=== PROBLEM REQUIREMENTS ===
Pull from the data below each line where the word "Cabinet" occurs, and copy it.

Entries from a dataset of interfaces
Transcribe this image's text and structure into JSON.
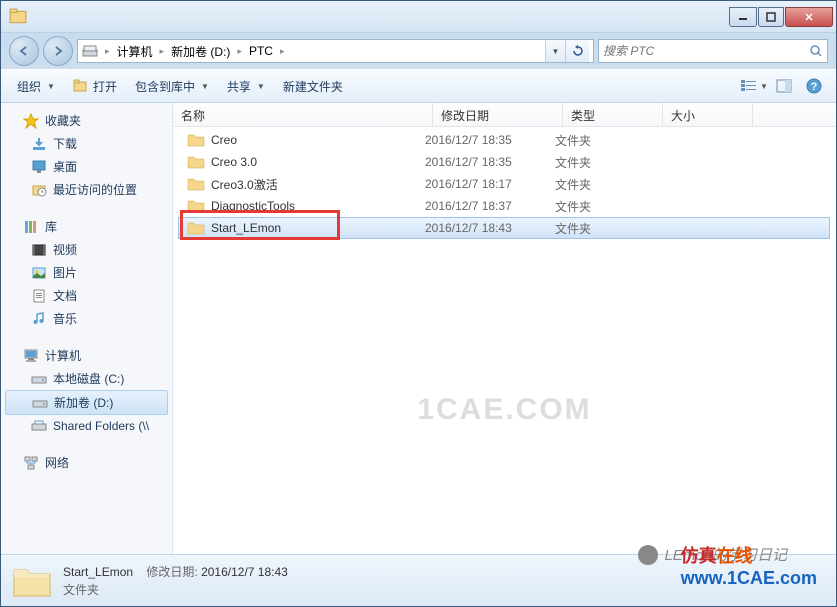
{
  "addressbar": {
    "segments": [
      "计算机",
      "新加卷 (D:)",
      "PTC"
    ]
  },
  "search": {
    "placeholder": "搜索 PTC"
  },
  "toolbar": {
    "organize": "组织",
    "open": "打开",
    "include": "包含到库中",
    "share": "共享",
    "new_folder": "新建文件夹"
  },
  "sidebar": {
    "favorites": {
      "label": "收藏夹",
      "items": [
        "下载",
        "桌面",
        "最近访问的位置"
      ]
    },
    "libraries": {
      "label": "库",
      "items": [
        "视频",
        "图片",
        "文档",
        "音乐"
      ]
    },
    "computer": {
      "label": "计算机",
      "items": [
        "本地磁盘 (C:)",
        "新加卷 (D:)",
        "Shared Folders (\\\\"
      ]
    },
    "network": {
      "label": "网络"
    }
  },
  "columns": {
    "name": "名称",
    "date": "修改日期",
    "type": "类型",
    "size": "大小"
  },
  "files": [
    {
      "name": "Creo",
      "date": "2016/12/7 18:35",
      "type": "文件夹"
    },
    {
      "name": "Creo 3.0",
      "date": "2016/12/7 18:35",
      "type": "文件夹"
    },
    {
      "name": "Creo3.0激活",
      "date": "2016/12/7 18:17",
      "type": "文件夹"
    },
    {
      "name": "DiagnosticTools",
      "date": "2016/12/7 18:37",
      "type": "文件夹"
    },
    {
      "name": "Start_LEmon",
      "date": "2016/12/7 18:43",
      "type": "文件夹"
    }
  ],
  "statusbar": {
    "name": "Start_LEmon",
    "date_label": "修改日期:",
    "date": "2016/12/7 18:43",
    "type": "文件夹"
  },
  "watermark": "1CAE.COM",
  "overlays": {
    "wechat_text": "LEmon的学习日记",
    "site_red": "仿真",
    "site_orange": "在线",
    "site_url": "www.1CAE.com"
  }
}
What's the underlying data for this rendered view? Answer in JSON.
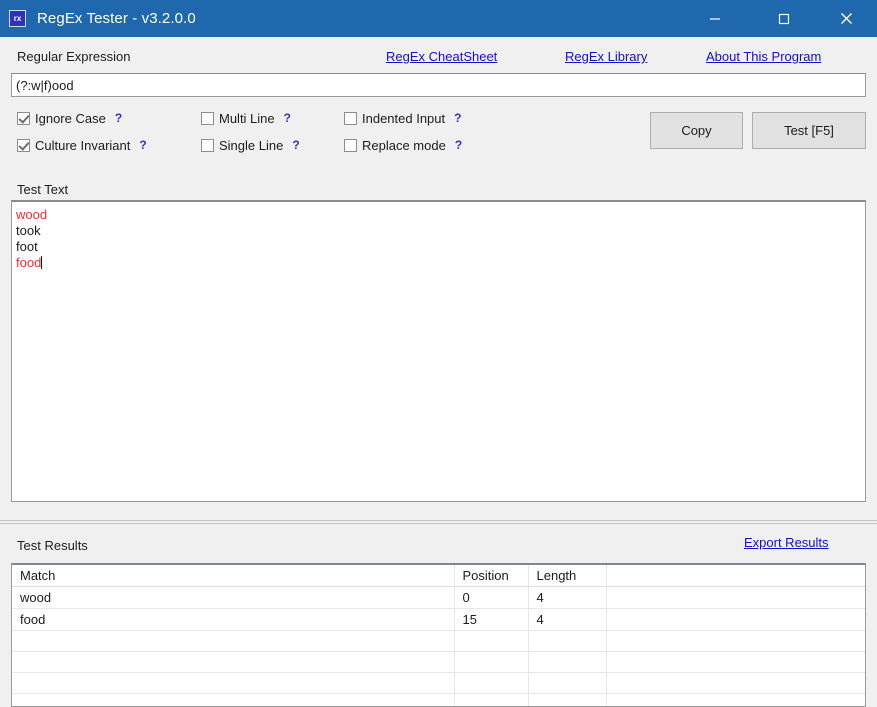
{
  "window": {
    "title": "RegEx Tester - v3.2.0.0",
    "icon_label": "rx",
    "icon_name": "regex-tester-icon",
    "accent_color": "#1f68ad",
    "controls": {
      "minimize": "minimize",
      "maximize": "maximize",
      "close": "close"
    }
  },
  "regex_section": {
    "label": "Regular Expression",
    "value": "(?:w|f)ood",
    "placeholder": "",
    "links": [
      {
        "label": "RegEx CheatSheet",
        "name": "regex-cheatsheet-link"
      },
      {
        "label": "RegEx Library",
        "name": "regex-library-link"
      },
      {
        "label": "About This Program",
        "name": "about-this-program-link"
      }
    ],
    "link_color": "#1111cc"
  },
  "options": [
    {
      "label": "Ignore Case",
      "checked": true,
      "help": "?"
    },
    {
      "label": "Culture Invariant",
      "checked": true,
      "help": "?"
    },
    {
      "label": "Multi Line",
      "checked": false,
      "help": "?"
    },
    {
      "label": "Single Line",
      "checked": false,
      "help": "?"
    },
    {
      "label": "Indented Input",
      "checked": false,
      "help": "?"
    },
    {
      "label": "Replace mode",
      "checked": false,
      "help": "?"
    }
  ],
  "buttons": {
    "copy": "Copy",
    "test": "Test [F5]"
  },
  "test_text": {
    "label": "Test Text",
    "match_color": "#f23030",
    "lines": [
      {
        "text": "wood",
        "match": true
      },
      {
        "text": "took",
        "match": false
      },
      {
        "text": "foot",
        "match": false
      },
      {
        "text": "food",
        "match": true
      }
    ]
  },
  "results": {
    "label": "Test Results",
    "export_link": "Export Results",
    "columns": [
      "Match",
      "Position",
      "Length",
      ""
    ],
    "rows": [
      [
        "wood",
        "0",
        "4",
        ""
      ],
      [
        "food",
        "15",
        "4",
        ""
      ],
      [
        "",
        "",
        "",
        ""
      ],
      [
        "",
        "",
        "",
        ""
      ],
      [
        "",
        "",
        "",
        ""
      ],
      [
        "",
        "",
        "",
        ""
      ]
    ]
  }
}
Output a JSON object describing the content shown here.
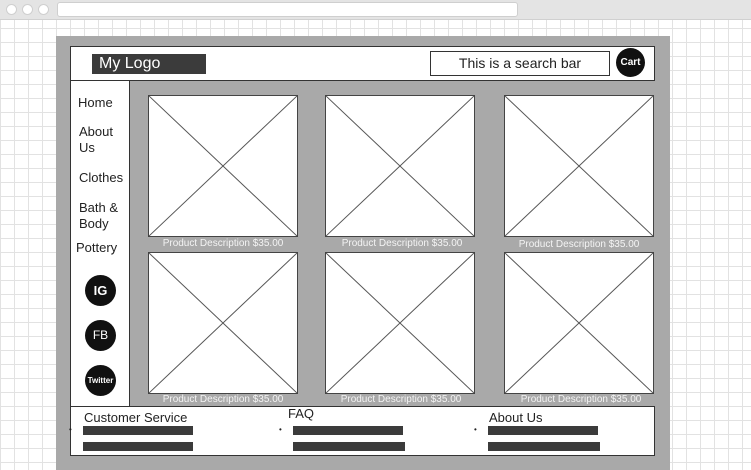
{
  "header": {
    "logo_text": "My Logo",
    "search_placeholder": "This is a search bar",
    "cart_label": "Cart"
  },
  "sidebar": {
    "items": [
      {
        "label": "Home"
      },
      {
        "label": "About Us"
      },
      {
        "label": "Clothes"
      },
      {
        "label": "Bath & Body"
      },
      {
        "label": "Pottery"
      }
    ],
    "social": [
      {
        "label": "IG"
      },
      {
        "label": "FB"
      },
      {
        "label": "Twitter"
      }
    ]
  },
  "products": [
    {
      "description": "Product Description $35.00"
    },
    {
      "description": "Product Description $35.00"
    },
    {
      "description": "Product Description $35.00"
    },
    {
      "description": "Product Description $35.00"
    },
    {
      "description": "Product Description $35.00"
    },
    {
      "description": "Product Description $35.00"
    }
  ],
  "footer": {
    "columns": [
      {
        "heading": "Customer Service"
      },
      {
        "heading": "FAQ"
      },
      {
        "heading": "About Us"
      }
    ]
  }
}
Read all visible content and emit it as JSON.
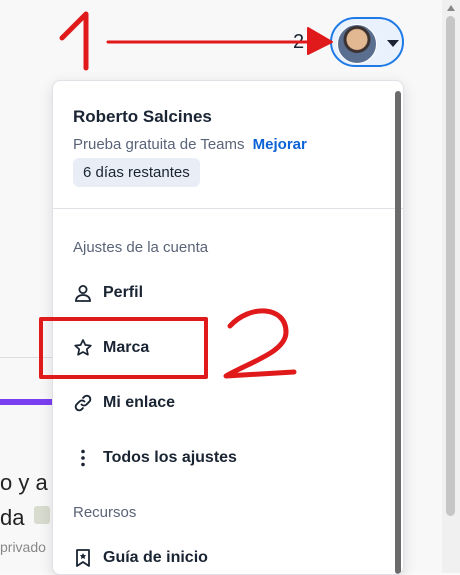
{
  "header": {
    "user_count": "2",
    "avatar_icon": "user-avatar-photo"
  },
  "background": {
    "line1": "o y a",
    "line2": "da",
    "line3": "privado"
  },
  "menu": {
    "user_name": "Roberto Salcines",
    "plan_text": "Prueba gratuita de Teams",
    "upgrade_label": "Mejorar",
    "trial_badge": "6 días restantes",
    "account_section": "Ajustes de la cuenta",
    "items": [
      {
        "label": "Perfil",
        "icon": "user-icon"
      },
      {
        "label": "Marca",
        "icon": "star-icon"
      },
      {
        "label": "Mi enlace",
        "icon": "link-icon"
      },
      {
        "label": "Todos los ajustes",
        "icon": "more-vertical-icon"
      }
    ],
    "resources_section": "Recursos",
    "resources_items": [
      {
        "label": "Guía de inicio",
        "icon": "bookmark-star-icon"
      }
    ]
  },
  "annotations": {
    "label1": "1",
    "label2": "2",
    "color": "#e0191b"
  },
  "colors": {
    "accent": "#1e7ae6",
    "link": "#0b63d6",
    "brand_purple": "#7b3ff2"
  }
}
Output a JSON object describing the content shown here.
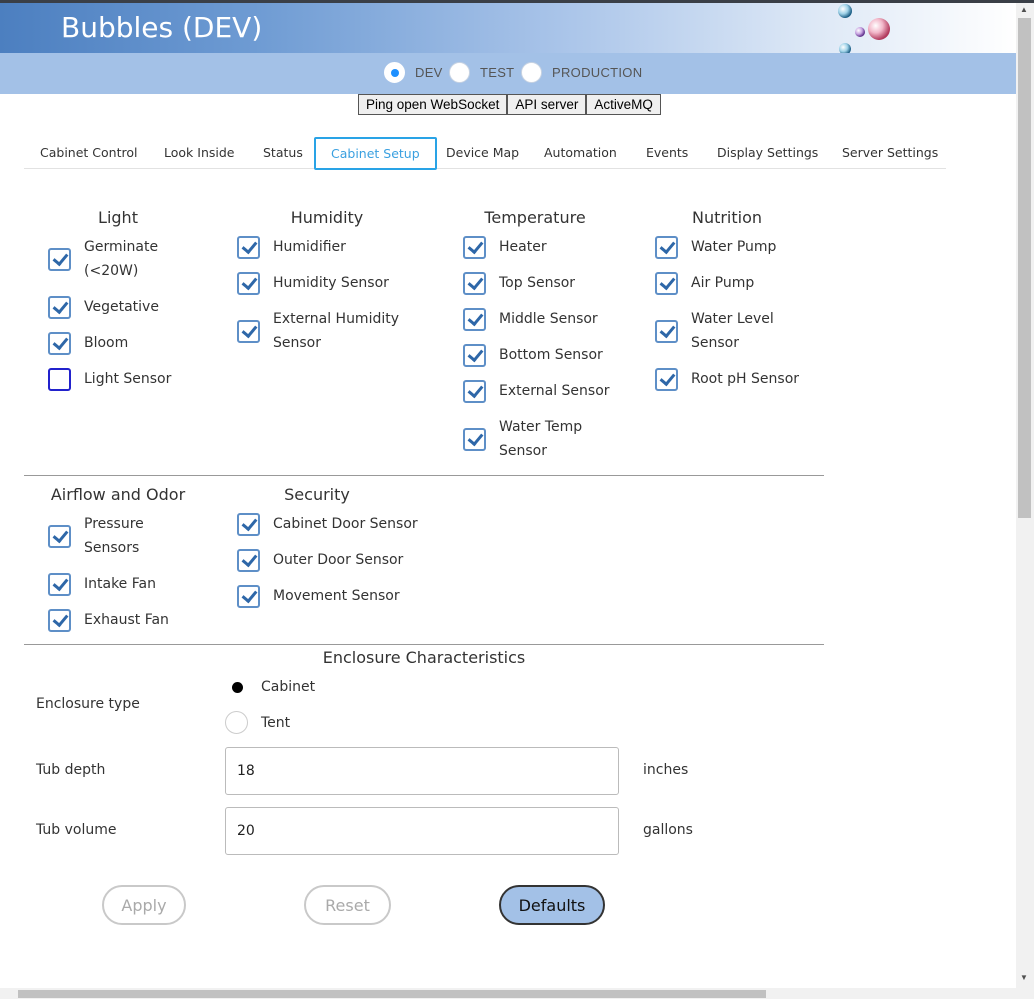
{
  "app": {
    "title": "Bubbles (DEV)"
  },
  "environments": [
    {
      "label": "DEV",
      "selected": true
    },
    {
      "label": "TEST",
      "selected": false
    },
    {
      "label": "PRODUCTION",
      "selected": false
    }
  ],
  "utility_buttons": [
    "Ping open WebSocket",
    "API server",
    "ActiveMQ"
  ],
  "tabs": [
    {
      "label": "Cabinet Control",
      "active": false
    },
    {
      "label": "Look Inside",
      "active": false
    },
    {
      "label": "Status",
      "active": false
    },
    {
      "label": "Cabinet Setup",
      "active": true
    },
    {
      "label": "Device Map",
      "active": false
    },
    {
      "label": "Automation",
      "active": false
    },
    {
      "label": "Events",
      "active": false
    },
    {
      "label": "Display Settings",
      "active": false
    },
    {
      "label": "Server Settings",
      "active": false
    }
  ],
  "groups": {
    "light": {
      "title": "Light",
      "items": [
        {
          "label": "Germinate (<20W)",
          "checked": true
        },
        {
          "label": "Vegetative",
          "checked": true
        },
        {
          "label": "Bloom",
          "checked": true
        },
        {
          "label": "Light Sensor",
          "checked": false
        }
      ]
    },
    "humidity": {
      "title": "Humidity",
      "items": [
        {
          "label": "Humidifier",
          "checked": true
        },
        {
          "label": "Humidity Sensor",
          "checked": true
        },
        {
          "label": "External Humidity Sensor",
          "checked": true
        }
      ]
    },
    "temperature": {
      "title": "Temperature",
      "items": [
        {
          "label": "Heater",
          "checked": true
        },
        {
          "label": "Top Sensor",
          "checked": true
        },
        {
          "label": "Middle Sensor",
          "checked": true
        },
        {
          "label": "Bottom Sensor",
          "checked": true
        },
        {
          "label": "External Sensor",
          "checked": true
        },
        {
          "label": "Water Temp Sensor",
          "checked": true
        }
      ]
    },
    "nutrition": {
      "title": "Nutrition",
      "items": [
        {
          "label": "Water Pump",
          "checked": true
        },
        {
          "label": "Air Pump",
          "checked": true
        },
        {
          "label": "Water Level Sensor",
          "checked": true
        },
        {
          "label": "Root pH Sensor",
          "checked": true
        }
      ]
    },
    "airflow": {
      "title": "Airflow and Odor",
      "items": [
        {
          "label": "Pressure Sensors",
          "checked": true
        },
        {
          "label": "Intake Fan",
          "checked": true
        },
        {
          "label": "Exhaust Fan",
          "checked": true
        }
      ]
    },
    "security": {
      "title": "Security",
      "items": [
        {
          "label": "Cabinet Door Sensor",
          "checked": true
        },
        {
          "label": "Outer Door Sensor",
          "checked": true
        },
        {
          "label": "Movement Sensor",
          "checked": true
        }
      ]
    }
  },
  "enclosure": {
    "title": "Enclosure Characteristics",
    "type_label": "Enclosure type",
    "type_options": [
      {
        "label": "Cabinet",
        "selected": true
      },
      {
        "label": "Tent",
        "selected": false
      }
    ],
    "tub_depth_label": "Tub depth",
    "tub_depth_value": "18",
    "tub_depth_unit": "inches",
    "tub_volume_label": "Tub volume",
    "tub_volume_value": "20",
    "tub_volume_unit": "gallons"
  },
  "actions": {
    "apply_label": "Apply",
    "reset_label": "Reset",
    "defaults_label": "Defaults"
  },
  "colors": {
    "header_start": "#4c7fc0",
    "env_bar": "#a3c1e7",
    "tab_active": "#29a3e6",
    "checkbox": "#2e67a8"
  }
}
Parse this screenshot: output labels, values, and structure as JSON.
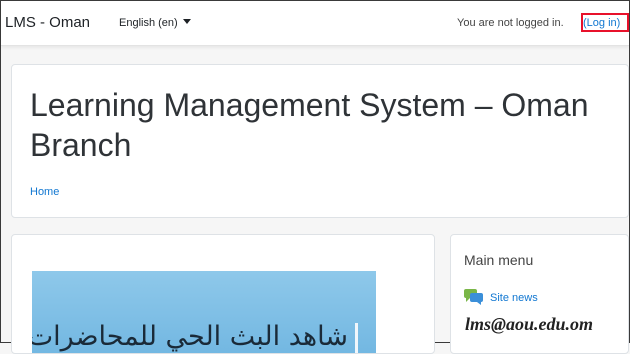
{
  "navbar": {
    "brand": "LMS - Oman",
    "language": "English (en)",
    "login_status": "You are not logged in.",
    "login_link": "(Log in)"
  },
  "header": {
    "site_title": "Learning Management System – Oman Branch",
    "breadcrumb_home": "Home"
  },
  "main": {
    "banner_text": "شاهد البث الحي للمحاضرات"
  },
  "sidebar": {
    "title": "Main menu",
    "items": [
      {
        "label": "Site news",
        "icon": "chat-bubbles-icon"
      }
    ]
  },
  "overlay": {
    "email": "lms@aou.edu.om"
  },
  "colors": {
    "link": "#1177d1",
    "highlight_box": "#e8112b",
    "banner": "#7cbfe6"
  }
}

=== REPLY TO THE EXERCISE ===
      "label": "Cabinet Control",
      "label": "Cabinet Setup",
          "label": "Cabinet Door Sensor",
        "label": "Cabinet",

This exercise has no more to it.